If you want to invest in real estate, but can’t afford the 20% down payment — there are still several ways to get into the market.
For example, there are real estate investment trusts, also known as REITs. These are usually publicly-traded companies that have a bundle of income-producing properties in which you buy shares. They’re often used like stocks or bonds to diversify an investment portfolio.
But if you’ve been scrolling through listings — as one does when they dream of home ownership — you may have come across a nice-looking condo with an unusually low asking price that mentions ‘fractional ownership’.
These types of listings are cropping up more frequently as this form of real estate investing becomes increasingly popular.
So what is fractional ownership, and is it right for you?
“Properties, such as a detached house or a condo, can legally be owned under a corporation,” explains Strata.ca realtor Osman Omaid.
“Fractional ownership gives you a fractional share of the corporation, which owns one single property. Just like how you can buy, own, or sell shares from Apple and Tesla as corporations, you can also own a share in a corporation, which happens to own a property.”
Depending on the company, buying into a fractional ownership can start as low as a $50-per-year subscription, where you can invest as little as $1 into a property share.
But to be clear, fractional ownership isn’t like a timeshare, or co-ownership. You are not allowed to live in or use the property. What you do get though is some type of return on your investment.
“Every fractional ownership agreement can have different stipulations on how ROI is given back to the shareholders,” says Omaid.
For example, some companies offer a percentage of rental income relative to your investment. And when a property is sold, the appreciation is paid back to investors, who also get back their investment principal.
Similarly, there are companies that sell shares in someone’s downpayment, then pays out the proportion of appreciation back to investors.
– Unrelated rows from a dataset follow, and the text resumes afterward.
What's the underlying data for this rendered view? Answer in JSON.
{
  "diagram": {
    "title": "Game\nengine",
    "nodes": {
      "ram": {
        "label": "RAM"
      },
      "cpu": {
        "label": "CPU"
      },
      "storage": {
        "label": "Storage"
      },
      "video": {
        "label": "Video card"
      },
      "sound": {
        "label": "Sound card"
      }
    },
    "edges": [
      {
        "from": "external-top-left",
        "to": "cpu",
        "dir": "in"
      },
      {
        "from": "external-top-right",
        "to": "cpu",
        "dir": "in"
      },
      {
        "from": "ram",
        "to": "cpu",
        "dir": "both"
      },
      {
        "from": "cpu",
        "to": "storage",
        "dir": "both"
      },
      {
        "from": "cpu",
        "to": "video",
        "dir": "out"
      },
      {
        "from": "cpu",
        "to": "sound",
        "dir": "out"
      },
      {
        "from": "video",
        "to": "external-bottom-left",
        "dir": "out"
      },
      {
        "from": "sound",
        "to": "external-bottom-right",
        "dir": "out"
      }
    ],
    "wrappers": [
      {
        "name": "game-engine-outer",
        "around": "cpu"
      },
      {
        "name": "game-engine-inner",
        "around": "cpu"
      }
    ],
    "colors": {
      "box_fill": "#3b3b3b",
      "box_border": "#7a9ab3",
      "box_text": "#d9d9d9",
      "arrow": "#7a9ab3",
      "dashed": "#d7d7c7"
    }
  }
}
And that’s in addition to the investors’ initial contribution when the home is sold or refinanced.
“You’re able to reap the benefits of an appreciating property without the large capital downpayment or the monthly mortgage payment commitments,” explains Omaid.
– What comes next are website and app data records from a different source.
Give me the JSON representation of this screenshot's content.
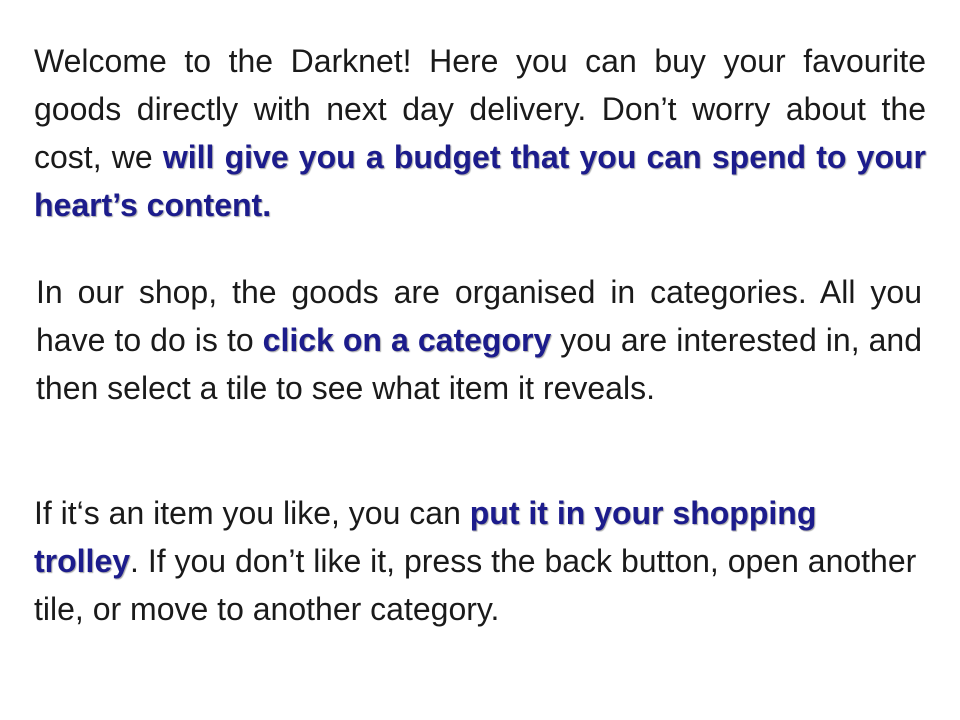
{
  "paragraphs": {
    "p1": {
      "before": "Welcome to the Darknet! Here you can buy your favourite goods directly with next day delivery. Don’t worry about the cost, we ",
      "highlight": "will give you a budget that you can spend to your heart’s content.",
      "after": ""
    },
    "p2": {
      "before": "In our shop, the goods are organised in categories. All you have to do is to ",
      "highlight": "click on a category",
      "after": " you are interested in, and then select a tile to see what item it reveals."
    },
    "p3": {
      "before": "If it‘s an item you like, you can ",
      "highlight": "put it in your shopping trolley",
      "after": ". If you don’t like it, press the back button, open another tile, or move to another category."
    }
  },
  "colors": {
    "highlight_text": "#1c1c8c",
    "body_text": "#1a1a1a",
    "background": "#ffffff"
  }
}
You’re also off the hook in paying for home expenses, maintenance, renovations, or dealing with tenants and rental arrears.
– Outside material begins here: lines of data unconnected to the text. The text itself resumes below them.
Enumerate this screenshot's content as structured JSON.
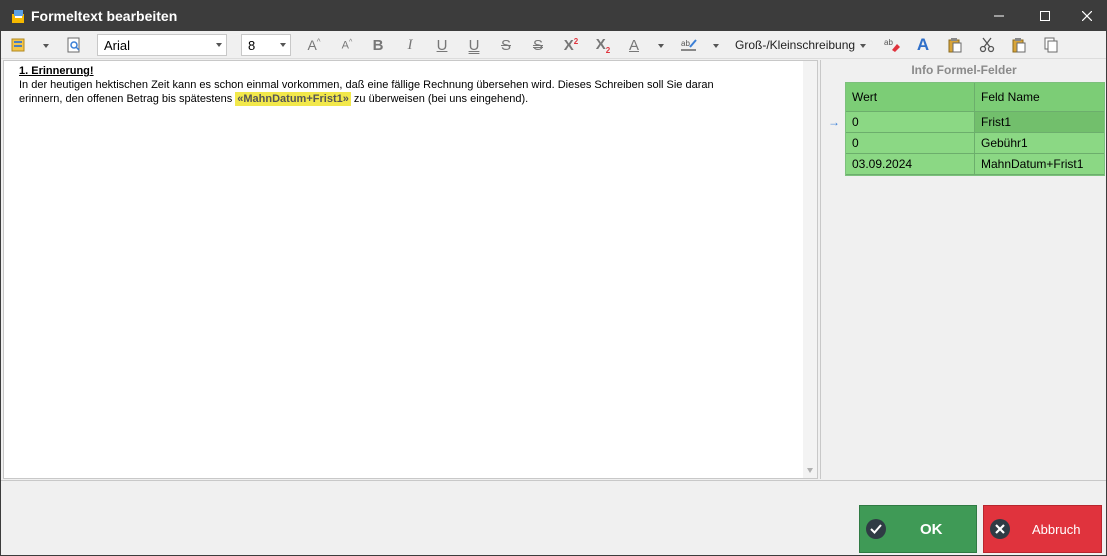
{
  "window": {
    "title": "Formeltext bearbeiten",
    "minimize": "—",
    "maximize": "☐",
    "close": "✕"
  },
  "toolbar": {
    "font_name": "Arial",
    "font_size": "8",
    "case_label": "Groß-/Kleinschreibung",
    "superscript": "X",
    "superscript_mark": "2",
    "subscript": "X",
    "subscript_mark": "2"
  },
  "editor": {
    "heading": "1. Erinnerung!",
    "line1": "In der heutigen hektischen Zeit kann es schon einmal vorkommen, daß eine fällige Rechnung übersehen wird. Dieses Schreiben soll Sie daran",
    "line2_before": "erinnern, den offenen Betrag bis spätestens ",
    "field": "«MahnDatum+Frist1»",
    "line2_after": " zu überweisen (bei uns eingehend)."
  },
  "info_panel": {
    "title": "Info Formel-Felder",
    "columns": [
      "Wert",
      "Feld Name"
    ],
    "rows": [
      {
        "wert": "0",
        "feld": "Frist1"
      },
      {
        "wert": "0",
        "feld": "Gebühr1"
      },
      {
        "wert": "03.09.2024",
        "feld": "MahnDatum+Frist1"
      }
    ]
  },
  "buttons": {
    "ok": "OK",
    "cancel": "Abbruch"
  },
  "colors": {
    "titlebar": "#3c3c3c",
    "ok": "#3f9a56",
    "cancel": "#e0333d",
    "grid": "#8bd884",
    "highlight": "#f2e84b"
  }
}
However, fractional ownership is not without risk.
“The danger of fractional ownership is that your investment return is heavily dependent on the appreciation of the real estate market,” says Omaid, who warns that property values don’t always appreciate.
“This is also a new method of real estate investment, so there are no large scale examples or case studies to examine. The drawbacks are that the decisions, responsibilities, and liabilities are case-by-case dependent. It’s not exactly clear how issues or disagreements would be mediated.”
Additionally, the investment is not as liquid as a REIT or regular share in a company. In many instances, you can’t take your money out until the homeowner actually sells or refinances.
So is fractional ownership a good idea? Short answer: Depends.
If you’re looking for a way to earn passive income or diversify your investments, it could be worth further consideration. But if you’re looking for a traditional roof over your head, or a home for your family — fractional ownership isn’t going to give you that.